The US earnings season for Q4 is now underway, with JP Morgan and Citigroup posting better-than-expected results last night, bolstered by stronger fixed income trading revenues. Both banks saw their share prices rise around 2% and the Financials sector was the top-performing sector overnight in the S&P500 (the index itself was flat, near record highs). Current consensus estimates point to another quarter of negative earnings growth although, based on past history, it’s likely that Q4 earnings growth will ultimately come in slightly positive.
Amidst ongoing positive risk sentiment, USD/JPY broke above 110 yesterday, the first time since May. The EUR reversed an earlier fall after the lower-than-expected US core CPI data, and it is now unchanged on the day.
The ongoing strength in the CNY has had little flow-through to the NZD, which has fallen 0.3% from this time yesterday to around 0.6615. The divergence between the NZD and CNY far in 2020 is unusual (the NZD has fallen 2% while the CNY is 1% stronger), given they have been closely linked since the onset of the trade war. But a broader relationship between the two currencies, looking back over several months, is still apparent.

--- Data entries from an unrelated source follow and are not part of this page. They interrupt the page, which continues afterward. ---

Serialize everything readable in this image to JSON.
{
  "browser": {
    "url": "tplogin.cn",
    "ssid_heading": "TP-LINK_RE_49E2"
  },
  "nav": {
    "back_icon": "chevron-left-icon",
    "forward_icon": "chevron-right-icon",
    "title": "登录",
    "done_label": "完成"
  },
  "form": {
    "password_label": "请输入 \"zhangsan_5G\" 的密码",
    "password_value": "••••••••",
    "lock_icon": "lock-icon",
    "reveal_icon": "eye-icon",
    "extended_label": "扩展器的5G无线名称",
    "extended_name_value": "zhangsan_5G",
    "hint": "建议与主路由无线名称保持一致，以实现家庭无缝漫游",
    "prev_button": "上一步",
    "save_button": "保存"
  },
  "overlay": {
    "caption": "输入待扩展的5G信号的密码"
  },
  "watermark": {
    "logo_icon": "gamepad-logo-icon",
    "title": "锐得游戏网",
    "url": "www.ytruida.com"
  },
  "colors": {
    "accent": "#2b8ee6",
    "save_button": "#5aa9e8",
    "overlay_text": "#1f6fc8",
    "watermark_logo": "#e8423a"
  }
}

The NZD is the weakest performing currency over the past 24 hours. The underperformance of the NZD could reflect a delayed reaction to the weaker-than-expected QSBO survey released yesterday, although the magnitude of the move isn’t large. The NZD/AUD cross has fallen to 0.9580, back to where it was at the end of last year. The cross was threatening 0.97 last week.
Yesterday’s QSBO business survey showed an uplift in expected trading activity (+7 from 0) and headline confidence, although the improvement in survey indicators was less pronounced than the recent ANZ survey. The details of the survey were mixed, with employment intentions remaining robust but business investment intentions lingering at their lowest levels since 2009. We interpreted the survey as proving further evidence that the economy is stabilising and consistent with GDP growth of around 2% this year, with the labour market remaining close its maximum sustainable level. We expect the RBNZ to keep the OCR on hold this year, with the hurdle for a move in either direction appearing to be high.
NZ rates markets shrugged off the QSBO and moved 2bps to 5bps higher amidst the positive global market sentiment. The increase in rates was led by the long-end of the curve, following similar sized moves in the US and Australia. Market pricing of an OCR cut this year continues to straddle a 50% probability. Food price data for December is released today, ahead of the all-important CPI release next Friday.